> _Task instructions_
Copy each line of the listing that includes "color".

** Opening Dataset entries block **

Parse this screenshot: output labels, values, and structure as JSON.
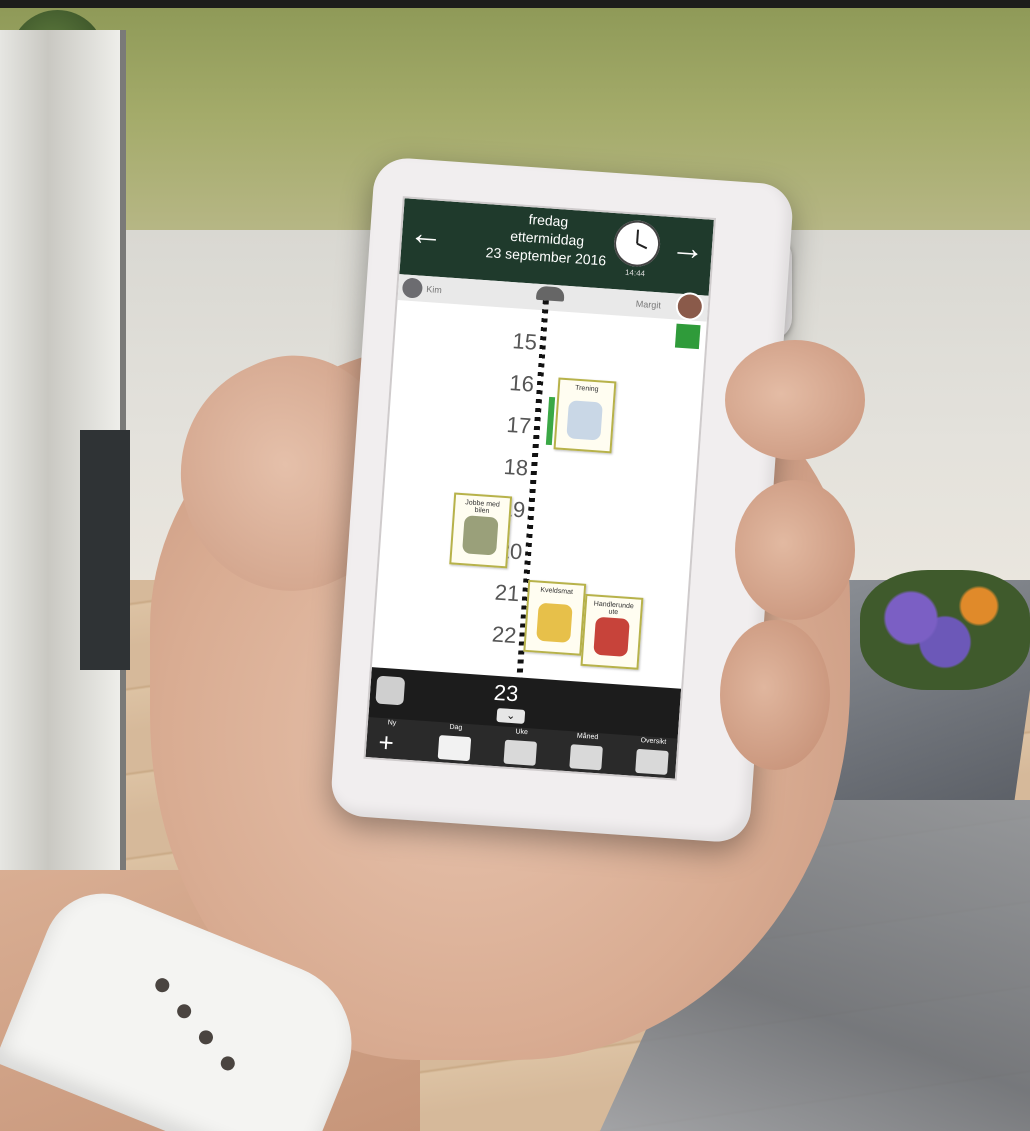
{
  "device_screen": {
    "header": {
      "day": "fredag",
      "part_of_day": "ettermiddag",
      "date": "23 september 2016",
      "clock_time": "14:44"
    },
    "people": {
      "left_name": "Kim",
      "right_name": "Margit"
    },
    "hours": [
      "15",
      "16",
      "17",
      "18",
      "19",
      "20",
      "21",
      "22",
      "23"
    ],
    "activities": [
      {
        "label": "Trening",
        "color": "#c9d7e6"
      },
      {
        "label": "Jobbe med bilen",
        "color": "#9aa07a"
      },
      {
        "label": "Kveldsmat",
        "color": "#e7c04a"
      },
      {
        "label": "Handlerunde ute",
        "color": "#c7433a"
      }
    ],
    "toolbar": [
      "Ny",
      "Dag",
      "Uke",
      "Måned",
      "Oversikt"
    ]
  }
}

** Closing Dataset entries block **

> _Response box_
        "color": "#c9d7e6"
        "color": "#9aa07a"
        "color": "#e7c04a"
        "color": "#c7433a"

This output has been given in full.